If you’re staying in a hotel that’s in a ZTL, you can ring ahead and have them register your car temporarily. Once that’s done, you shouldn’t be fined for driving in that ZTL. But that doesn’t mean you can enter any others. Remember, cities often have a number of different ZTL’s. Your car hire firm might offer to do this for you, but make sure to ask if they charge for that service, as you could do it yourself. 

In all honesty, driving in the centre of bigger Italian cities (or any city for that matter) can be a bit of a nightmare, anyway. You’ll probably end up having a more enjoyable time if you park the car where you’re staying and get around without it once in town. 

What side of the road do they drive on in Italy?

The right.

What’s the drink drive limit in Italy?

It’s 0.5 grams per litre (0.05%). As we’ve mentioned, that’s almost half the UK limit. If you’re sampling some wonderful Italian vino, let someone else handle the driving. 

What Covid restrictions are there for entering Italy?

At the moment, none. But double check the entry requirements before you leave.

What else do I need to know about driving in Italy?

Mountain driving: If two cars meet on a narrow mountain road, the descending car has to reverse back to a passing point. 

Park on the right: Aside from some one way streets, you always park on the right. In some areas of Rome, only permit holders can park at certain times. 

Lights on in tunnels: Pop your headlights on when you enter a tunnel. 

 

Germany

Driving-in-Germany
Enjoy yourself some autobahn.

What do I need to drive in Germany?

Pack a:

  • High visibility jacket.
  • Headlight beam deflectors..
  • Set of warning triangles
  • First aid kit (this is actually only a requirement for cars registered in Germany, but someone stopping you or inspecting your car may not know that – so it could be easier just to carry one. Can’t hurt can it?

What side of the road do they drive on in Germany?

They drive on the right. (Not many countries have gone with our ‘driving on the left’ idea).

What’s the drink drive limit in Germany?

It’s 0.5 grams per litre (0.05%). As we’ve mentioned, that’s almost half the UK limit – so go easy on the pilsner.

What Covid restrictions are there for entering Germany?

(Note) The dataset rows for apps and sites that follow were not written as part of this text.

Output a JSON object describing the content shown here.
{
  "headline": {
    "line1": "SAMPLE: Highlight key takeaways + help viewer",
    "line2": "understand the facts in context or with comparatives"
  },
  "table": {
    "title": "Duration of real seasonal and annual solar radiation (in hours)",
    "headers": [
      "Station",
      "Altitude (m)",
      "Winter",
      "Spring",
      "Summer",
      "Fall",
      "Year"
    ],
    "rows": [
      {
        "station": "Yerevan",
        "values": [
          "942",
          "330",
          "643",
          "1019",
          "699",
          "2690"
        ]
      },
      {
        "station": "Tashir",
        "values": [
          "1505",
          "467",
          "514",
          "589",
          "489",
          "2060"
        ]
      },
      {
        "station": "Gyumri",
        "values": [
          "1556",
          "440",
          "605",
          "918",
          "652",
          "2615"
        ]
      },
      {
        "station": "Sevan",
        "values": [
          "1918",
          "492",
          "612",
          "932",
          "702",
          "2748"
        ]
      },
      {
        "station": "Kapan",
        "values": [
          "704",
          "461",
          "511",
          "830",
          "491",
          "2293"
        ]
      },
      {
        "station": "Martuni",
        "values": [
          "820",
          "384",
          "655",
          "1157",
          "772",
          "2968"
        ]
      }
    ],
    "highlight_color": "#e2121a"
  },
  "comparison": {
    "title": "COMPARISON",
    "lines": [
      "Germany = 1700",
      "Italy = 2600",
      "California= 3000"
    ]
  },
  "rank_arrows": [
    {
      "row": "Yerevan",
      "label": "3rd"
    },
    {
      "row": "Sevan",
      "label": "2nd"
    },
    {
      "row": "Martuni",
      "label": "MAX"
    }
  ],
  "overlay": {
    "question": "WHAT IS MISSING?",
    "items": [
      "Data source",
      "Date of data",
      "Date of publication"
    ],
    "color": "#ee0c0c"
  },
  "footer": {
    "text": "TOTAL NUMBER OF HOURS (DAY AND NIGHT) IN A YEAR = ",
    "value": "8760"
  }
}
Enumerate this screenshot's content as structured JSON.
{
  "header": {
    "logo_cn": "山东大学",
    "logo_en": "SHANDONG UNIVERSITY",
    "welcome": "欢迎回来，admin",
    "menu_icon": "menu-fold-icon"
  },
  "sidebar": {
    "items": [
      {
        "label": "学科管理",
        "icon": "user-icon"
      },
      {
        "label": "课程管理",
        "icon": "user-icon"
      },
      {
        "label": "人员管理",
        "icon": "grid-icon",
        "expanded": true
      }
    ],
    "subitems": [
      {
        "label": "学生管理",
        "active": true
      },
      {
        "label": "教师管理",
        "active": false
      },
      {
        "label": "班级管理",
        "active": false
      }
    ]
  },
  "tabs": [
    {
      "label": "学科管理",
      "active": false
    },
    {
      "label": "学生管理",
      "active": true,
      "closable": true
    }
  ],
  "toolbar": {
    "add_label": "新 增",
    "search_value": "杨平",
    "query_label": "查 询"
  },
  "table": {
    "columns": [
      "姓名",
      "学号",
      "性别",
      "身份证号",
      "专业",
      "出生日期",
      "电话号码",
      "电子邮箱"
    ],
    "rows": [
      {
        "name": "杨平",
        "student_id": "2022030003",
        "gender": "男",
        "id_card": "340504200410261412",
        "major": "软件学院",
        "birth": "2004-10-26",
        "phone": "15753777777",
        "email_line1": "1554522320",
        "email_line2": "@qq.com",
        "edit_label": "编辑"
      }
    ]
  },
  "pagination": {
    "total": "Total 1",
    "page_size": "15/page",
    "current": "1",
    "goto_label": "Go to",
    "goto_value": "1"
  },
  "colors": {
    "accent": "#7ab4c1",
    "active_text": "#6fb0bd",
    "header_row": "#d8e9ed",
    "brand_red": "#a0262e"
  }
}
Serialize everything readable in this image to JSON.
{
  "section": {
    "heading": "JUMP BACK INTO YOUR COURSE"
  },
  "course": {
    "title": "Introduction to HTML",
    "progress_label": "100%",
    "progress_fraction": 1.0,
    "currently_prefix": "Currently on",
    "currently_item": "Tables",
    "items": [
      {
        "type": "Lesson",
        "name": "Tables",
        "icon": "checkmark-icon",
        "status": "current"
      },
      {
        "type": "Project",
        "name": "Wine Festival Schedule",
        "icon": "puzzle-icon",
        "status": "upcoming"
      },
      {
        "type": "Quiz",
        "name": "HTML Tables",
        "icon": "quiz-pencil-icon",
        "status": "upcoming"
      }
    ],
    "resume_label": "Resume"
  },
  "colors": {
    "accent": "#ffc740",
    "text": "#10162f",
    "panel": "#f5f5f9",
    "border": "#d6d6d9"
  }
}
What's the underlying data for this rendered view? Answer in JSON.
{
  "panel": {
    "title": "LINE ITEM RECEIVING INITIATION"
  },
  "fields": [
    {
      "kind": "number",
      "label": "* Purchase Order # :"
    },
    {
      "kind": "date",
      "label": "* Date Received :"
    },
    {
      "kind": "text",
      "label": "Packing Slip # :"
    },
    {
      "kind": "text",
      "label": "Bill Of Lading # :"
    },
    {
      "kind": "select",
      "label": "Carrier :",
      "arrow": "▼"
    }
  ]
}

There aren’t any right now. But double check the entry requirements before you leave.

What else do I need to know about driving in Germany?

Dress your car for the weather: Not relevant for your Summer hols, but if you’re visiting in Winter, you need Winter tyres. 

Car seats: Children under 12 or 150cm need to be in an appropriate child seat. 

Check your GPS: You need to turn off any functions that give you the locations of speed cameras.  

Parking at night: If you’re parked on a highway at night, the car must be lit at the front and rear. 

The Autobahn: Some stretches of the German motorway have no speed limit. This is indicated by a white circular line with 5 diagonal black stripes.